* [What to work on]: The whole of the data, every line, should come back exactly the same.

* [Given entries]:

*****

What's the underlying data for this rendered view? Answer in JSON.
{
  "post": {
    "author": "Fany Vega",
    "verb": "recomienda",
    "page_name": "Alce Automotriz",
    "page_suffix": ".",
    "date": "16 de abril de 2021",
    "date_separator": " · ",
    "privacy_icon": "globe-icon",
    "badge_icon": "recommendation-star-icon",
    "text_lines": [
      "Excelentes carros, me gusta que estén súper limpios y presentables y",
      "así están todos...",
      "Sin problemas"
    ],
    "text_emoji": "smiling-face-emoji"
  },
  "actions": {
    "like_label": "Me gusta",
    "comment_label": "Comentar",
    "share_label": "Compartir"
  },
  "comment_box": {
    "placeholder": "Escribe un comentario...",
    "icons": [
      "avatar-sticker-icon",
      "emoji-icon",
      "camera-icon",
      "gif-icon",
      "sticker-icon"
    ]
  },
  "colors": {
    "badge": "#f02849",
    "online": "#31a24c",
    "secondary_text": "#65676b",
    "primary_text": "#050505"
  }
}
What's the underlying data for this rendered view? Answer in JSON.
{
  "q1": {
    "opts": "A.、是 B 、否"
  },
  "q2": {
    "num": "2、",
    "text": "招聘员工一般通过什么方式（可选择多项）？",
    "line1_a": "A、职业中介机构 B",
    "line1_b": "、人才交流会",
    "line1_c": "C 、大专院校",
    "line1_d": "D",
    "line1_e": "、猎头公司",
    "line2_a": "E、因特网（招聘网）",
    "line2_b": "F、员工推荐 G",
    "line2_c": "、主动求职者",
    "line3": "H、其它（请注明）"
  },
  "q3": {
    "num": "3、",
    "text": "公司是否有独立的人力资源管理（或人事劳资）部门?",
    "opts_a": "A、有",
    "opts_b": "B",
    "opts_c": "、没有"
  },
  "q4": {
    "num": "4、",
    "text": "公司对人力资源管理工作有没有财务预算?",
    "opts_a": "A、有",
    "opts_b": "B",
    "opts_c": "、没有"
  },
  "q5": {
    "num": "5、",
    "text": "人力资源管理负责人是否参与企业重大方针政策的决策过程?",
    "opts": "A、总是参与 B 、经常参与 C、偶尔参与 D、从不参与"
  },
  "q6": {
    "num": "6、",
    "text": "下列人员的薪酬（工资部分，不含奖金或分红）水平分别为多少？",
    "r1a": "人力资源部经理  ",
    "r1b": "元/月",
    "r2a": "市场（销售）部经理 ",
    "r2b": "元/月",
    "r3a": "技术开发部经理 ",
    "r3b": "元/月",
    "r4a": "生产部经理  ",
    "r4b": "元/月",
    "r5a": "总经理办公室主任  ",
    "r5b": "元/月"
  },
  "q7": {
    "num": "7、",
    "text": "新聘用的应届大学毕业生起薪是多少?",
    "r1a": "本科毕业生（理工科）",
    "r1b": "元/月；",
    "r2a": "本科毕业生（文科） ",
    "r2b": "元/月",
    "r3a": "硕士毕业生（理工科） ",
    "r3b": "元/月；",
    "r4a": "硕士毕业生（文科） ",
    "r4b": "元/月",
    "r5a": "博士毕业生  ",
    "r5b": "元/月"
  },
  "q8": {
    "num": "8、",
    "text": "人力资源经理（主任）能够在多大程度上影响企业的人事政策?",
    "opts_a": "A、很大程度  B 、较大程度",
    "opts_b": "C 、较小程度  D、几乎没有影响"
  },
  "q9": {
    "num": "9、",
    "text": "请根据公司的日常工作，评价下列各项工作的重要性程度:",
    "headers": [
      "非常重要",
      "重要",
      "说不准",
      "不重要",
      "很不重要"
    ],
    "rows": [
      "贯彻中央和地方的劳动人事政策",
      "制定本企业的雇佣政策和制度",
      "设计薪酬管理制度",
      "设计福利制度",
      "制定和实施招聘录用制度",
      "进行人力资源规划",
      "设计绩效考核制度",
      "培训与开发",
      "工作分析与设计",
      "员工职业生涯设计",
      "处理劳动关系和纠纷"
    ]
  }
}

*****

* [Answer box]:
What's the underlying data for this rendered view? Answer in JSON.
{
  "post": {
    "author": "Fany Vega",
    "verb": "recomienda",
    "page_name": "Alce Automotriz",
    "page_suffix": ".",
    "date": "16 de abril de 2021",
    "date_separator": " · ",
    "privacy_icon": "globe-icon",
    "badge_icon": "recommendation-star-icon",
    "text_lines": [
      "Excelentes carros, me gusta que estén súper limpios y presentables y",
      "así están todos...",
      "Sin problemas"
    ],
    "text_emoji": "smiling-face-emoji"
  },
  "actions": {
    "like_label": "Me gusta",
    "comment_label": "Comentar",
    "share_label": "Compartir"
  },
  "comment_box": {
    "placeholder": "Escribe un comentario...",
    "icons": [
      "avatar-sticker-icon",
      "emoji-icon",
      "camera-icon",
      "gif-icon",
      "sticker-icon"
    ]
  },
  "colors": {
    "badge": "#f02849",
    "online": "#31a24c",
    "secondary_text": "#65676b",
    "primary_text": "#050505"
  }
}
What's the underlying data for this rendered view? Answer in JSON.
{
  "q1": {
    "opts": "A.、是 B 、否"
  },
  "q2": {
    "num": "2、",
    "text": "招聘员工一般通过什么方式（可选择多项）？",
    "line1_a": "A、职业中介机构 B",
    "line1_b": "、人才交流会",
    "line1_c": "C 、大专院校",
    "line1_d": "D",
    "line1_e": "、猎头公司",
    "line2_a": "E、因特网（招聘网）",
    "line2_b": "F、员工推荐 G",
    "line2_c": "、主动求职者",
    "line3": "H、其它（请注明）"
  },
  "q3": {
    "num": "3、",
    "text": "公司是否有独立的人力资源管理（或人事劳资）部门?",
    "opts_a": "A、有",
    "opts_b": "B",
    "opts_c": "、没有"
  },
  "q4": {
    "num": "4、",
    "text": "公司对人力资源管理工作有没有财务预算?",
    "opts_a": "A、有",
    "opts_b": "B",
    "opts_c": "、没有"
  },
  "q5": {
    "num": "5、",
    "text": "人力资源管理负责人是否参与企业重大方针政策的决策过程?",
    "opts": "A、总是参与 B 、经常参与 C、偶尔参与 D、从不参与"
  },
  "q6": {
    "num": "6、",
    "text": "下列人员的薪酬（工资部分，不含奖金或分红）水平分别为多少？",
    "r1a": "人力资源部经理  ",
    "r1b": "元/月",
    "r2a": "市场（销售）部经理 ",
    "r2b": "元/月",
    "r3a": "技术开发部经理 ",
    "r3b": "元/月",
    "r4a": "生产部经理  ",
    "r4b": "元/月",
    "r5a": "总经理办公室主任  ",
    "r5b": "元/月"
  },
  "q7": {
    "num": "7、",
    "text": "新聘用的应届大学毕业生起薪是多少?",
    "r1a": "本科毕业生（理工科）",
    "r1b": "元/月；",
    "r2a": "本科毕业生（文科） ",
    "r2b": "元/月",
    "r3a": "硕士毕业生（理工科） ",
    "r3b": "元/月；",
    "r4a": "硕士毕业生（文科） ",
    "r4b": "元/月",
    "r5a": "博士毕业生  ",
    "r5b": "元/月"
  },
  "q8": {
    "num": "8、",
    "text": "人力资源经理（主任）能够在多大程度上影响企业的人事政策?",
    "opts_a": "A、很大程度  B 、较大程度",
    "opts_b": "C 、较小程度  D、几乎没有影响"
  },
  "q9": {
    "num": "9、",
    "text": "请根据公司的日常工作，评价下列各项工作的重要性程度:",
    "headers": [
      "非常重要",
      "重要",
      "说不准",
      "不重要",
      "很不重要"
    ],
    "rows": [
      "贯彻中央和地方的劳动人事政策",
      "制定本企业的雇佣政策和制度",
      "设计薪酬管理制度",
      "设计福利制度",
      "制定和实施招聘录用制度",
      "进行人力资源规划",
      "设计绩效考核制度",
      "培训与开发",
      "工作分析与设计",
      "员工职业生涯设计",
      "处理劳动关系和纠纷"
    ]
  }
}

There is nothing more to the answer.